Those changes have been the major issues before NASA formally certifies the Crew Dragon spacecraft for operational missions. “The big chunk of the certification is in those upgrades,” said Kathy Lueders, NASA associate administrator for human exploration and operations. Other focus areas include new capabilities added to the Crew-1 mission, such as being able to dock with two different ports on the station.

Most of the rest of the certification work is completed, she said, including a program-level certification review. “We’re just in the process of finalizing the last few pieces of our documentation needed to close our human rating certification plans,” she said, work she expected to completed in the next week to 10 days. A “final final” certification will take place at the flight readiness review for the Crew-1 mission, about a week before launch.

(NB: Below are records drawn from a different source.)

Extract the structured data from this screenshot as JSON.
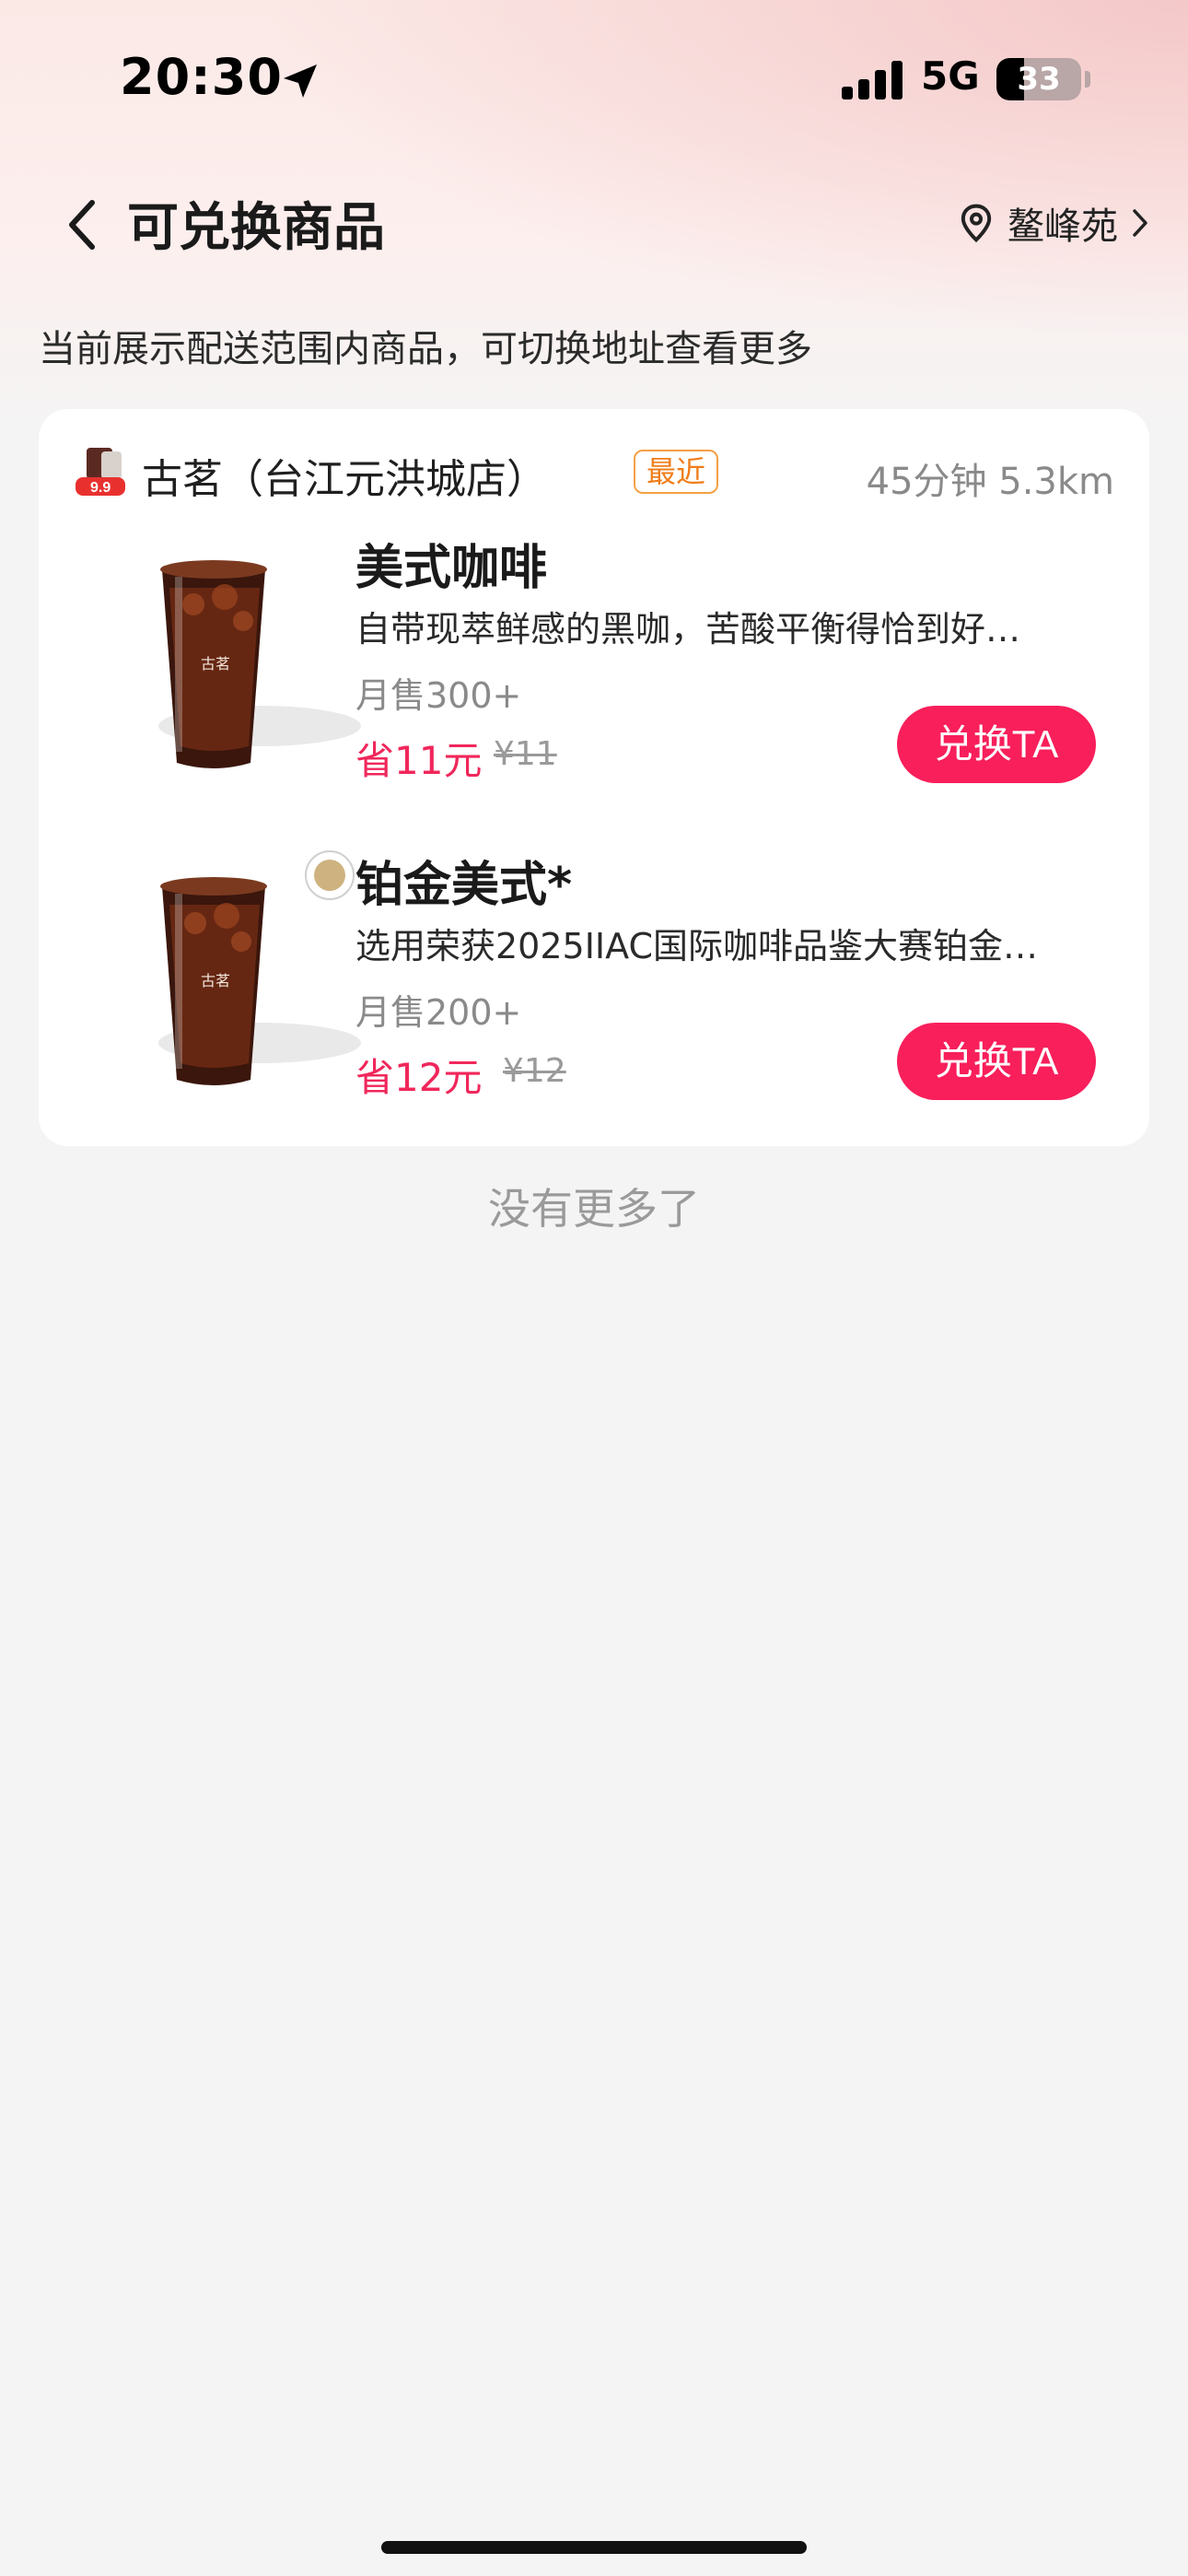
{
  "status_bar": {
    "time": "20:30",
    "network": "5G",
    "battery": "33",
    "battery_level": 0.33,
    "icons": [
      "location-arrow-icon",
      "signal-icon",
      "battery-icon"
    ]
  },
  "header": {
    "title": "可兑换商品",
    "address": "鳌峰苑",
    "icons": [
      "chevron-left-icon",
      "location-pin-icon",
      "chevron-right-icon"
    ]
  },
  "hint": "当前展示配送范围内商品，可切换地址查看更多",
  "store": {
    "name": "古茗（台江元洪城店）",
    "badge": "最近",
    "meta": "45分钟 5.3km",
    "logo_text": "9.9",
    "products": [
      {
        "name": "美式咖啡",
        "desc": "自带现萃鲜感的黑咖，苦酸平衡得恰到好…",
        "sales": "月售300+",
        "save": "省11元",
        "orig_price": "¥11",
        "button": "兑换TA",
        "cup_text": "古茗"
      },
      {
        "name": "铂金美式*",
        "desc": "选用荣获2025IIAC国际咖啡品鉴大赛铂金…",
        "sales": "月售200+",
        "save": "省12元",
        "orig_price": "¥12",
        "button": "兑换TA",
        "cup_text": "古茗"
      }
    ]
  },
  "footer": {
    "no_more": "没有更多了"
  },
  "colors": {
    "accent": "#f81f5b",
    "price": "#f0275b",
    "badge": "#f07d1a",
    "background": "#f4f4f4"
  }
}
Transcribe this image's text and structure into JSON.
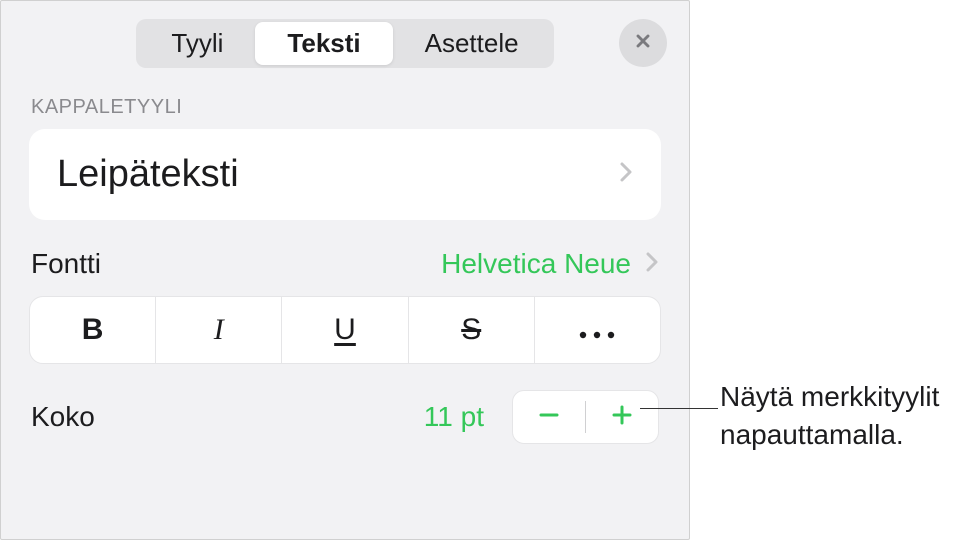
{
  "tabs": {
    "style": "Tyyli",
    "text": "Teksti",
    "arrange": "Asettele"
  },
  "section": {
    "paragraph_style_label": "KAPPALETYYLI",
    "paragraph_style_value": "Leipäteksti"
  },
  "font": {
    "label": "Fontti",
    "value": "Helvetica Neue"
  },
  "size": {
    "label": "Koko",
    "value": "11 pt"
  },
  "callout": {
    "line1": "Näytä merkkityylit",
    "line2": "napauttamalla."
  }
}
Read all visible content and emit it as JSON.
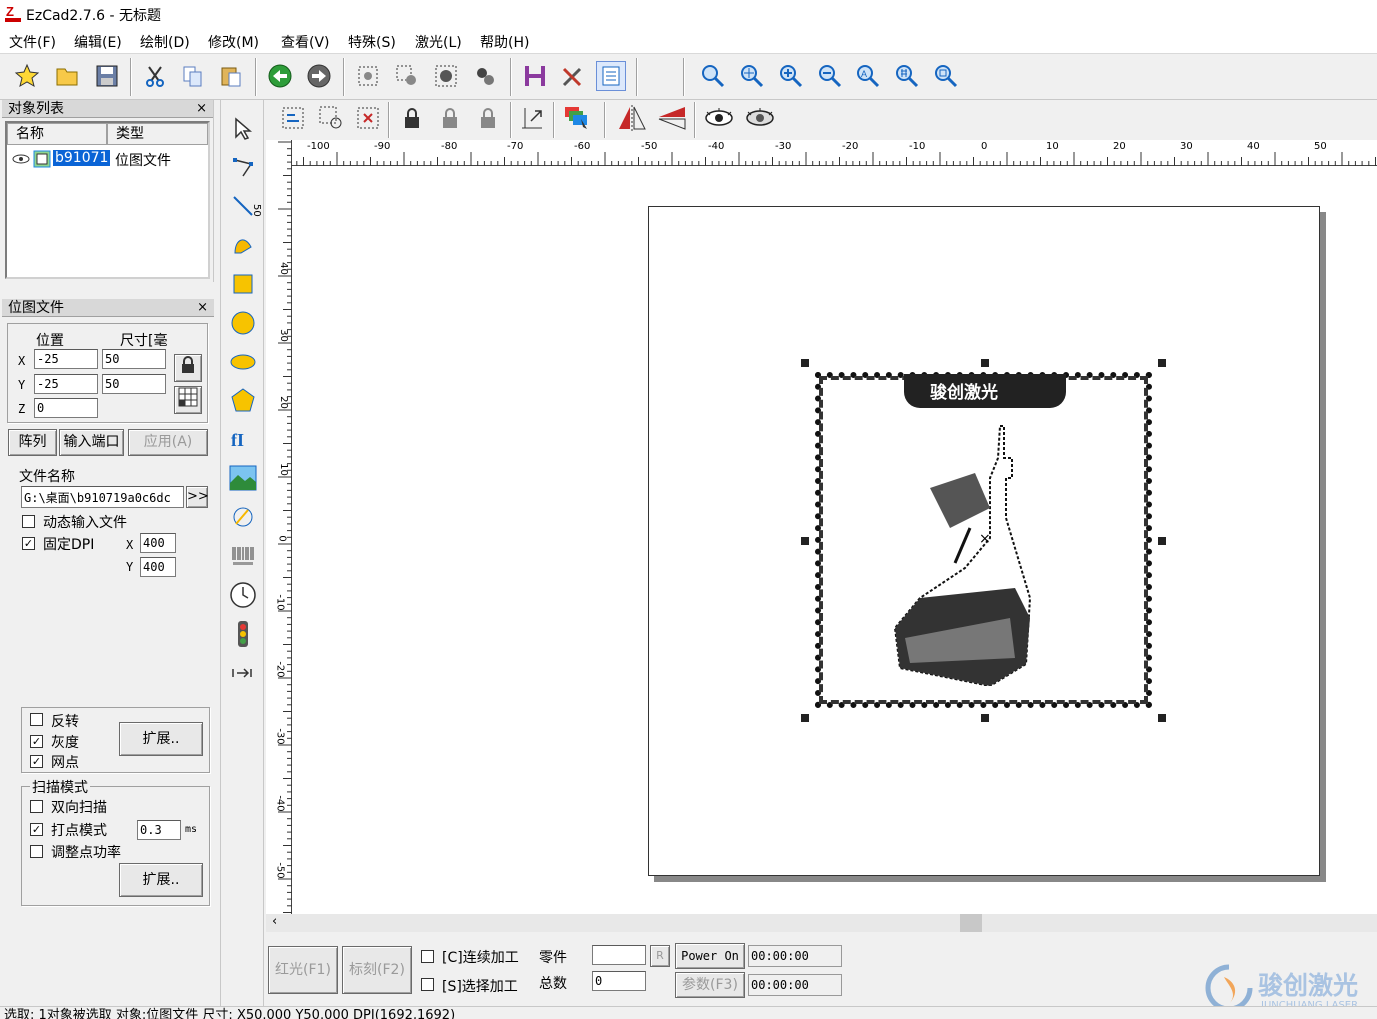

Another change for the Crew-1 mission will address an issue after splashdown on the Demo-2 mission, when dozens of private boats swarmed around the spacecraft. Koenigsmann said NASA and SpaceX is closely coordinating with the U.S. Coast Guard to maintain a 16-kilometer “keep out zone” around the splashdown site, to be patrolled by additional Coast Guard vessels.

The Crew Dragon mission that will fly the Crew-1 mission features other upgrades, including the ability to support four people and remain in orbit for 210 days. The spacecraft also features an improved backshell that will increase the wind limits for reentry, said Anthony Vareha, the lead NASA flight director for the mission. For Demo-2, he said, there was just one chance in seven of having acceptable winds, but “we got it right on the first try.” For Crew-1, that will improve to one in four.

The day before the briefings, NASA announced it was delaying the Crew-1 launch by eight days to Oct. 31. Part of the reason for the slip was to wrap up that certification work, as well as provide more time between the arrival and departure of Soyuz spacecraft in mid-October and the Crew-1 mission. “It’s a very busy October for us,” Lueders said.

Another factor in the announcement in the delay was to provide more time to track down an air leak on the station. Shortly before the briefings started, NASA announced the rate of the leak had increased, and had been isolated to the Zvezda module in the station. “We think there’s something going on there,” said Kenny Todd, deputy manager of the ISS program at NASA.

That leak does not pose a safety issue for the crew, and Todd said additional air bottles will be flown to the station on a Cygnus cargo spacecraft scheduled for launch Oct. 1. It also should not affect the Crew-1 mission, he added. “We’ll be OK out to the spring of next year” based on the current leak rate, he said. “This is not necessarily a near-term problem, as long as the leak rate stays at where it’s at today.”

The four astronauts who will fly on the Crew-1 mission — NASA astronauts Mike Hopkins, Victor Glover and Shannon Walker, and JAXA astronaut Soichi Noguchi — said they were ready for the flight, having finished all their training for the mission except for a few final simulator sessions. The astronauts announced that, following the tradition of the Demo-2 mission, where astronauts Bob Behnken and Doug Hurley named their Crew Dragon spacecraft “Endeavour,” they had selected the name “Resilience” for their spacecraft.

“I think all of us can agree that 2020 has certainly been a challenging year,” Hopkins said. “The name ‘Resilience’ is really in honor of the SpaceX and NASA teams and, quite frankly, it’s in honor of our families, our colleagues, our fellow citizens, international partners and leaders, who have all shown that same quality, that same characteristic through these difficult times.”

Jeff Foust writes about space policy, commercial space, and related topics for SpaceNews. He earned a Ph.D. in planetary sciences from the Massachusetts Institute of Technology and a bachelor’s degree with honors in geophysics and planetary science...